The average seashell found along a shoreline is fixed at the same frequency as the body of water that birthed it. When held to the ear, the same, steady undulation of waves can be heard, sliding in and out of time. For this reason, they make excellent souvenirs for tourists, providing instant access to memories of better climes.

Meanwhile, the spiraling apex of a black conch’s shell can be twisted in several places like a radio’s dial. The larger the mussel, the more precision that can be attained while tuning its abandoned hermitage. Hobbyists who collect them are willing to spend tens of thousands of dollars per specimen, as it is rare for more than two or three to be found in a single decade’s span. They are angular, obsidian things, and some are even as large as a buffalo’s skull.

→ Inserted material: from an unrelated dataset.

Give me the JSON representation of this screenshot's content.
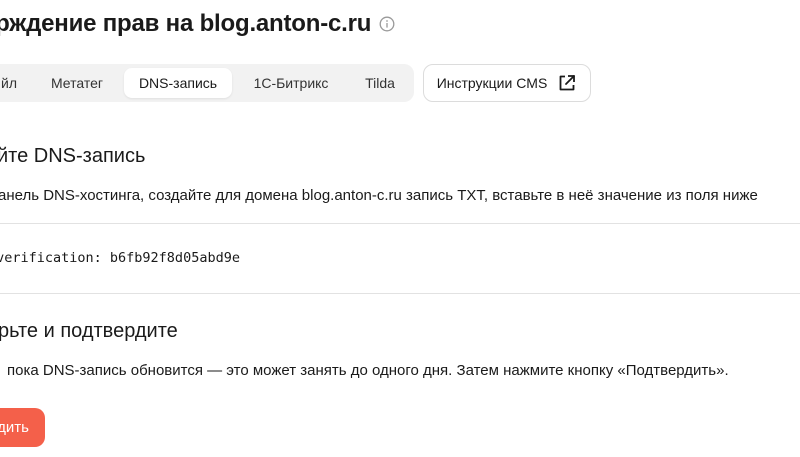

A skilled operator can manipulate the shell’s various whorls to listen in on far more than its ocean of origin. Adjustments made to its crown can surveil a wide swath of space and time, drawing the signatures of elemental water inward along curves defined by its radial symmetry. Such explorers eventually master identification of the mundane seas and lakes of the present; the most experienced among their ranks have heard the waves that carried salt between Gondwanaland and Laurasia, as well as those rolling, silver mists that once wandered across the moon’s Sea of Tranquility. 

The professional scientist often dismisses these claims as absurd, noting that any seashell-sized chamber will amplify the ambient noise of its surroundings in a sort of auditory pareidolia. While this is a valid approach to the problem, it fails to address it in full, for in matters like these, noise is the signal that is sought.

No mollusk is stranger than the human heart.

Europa's oceans are often found to be too loud to detect.

Other waters are better left undetected.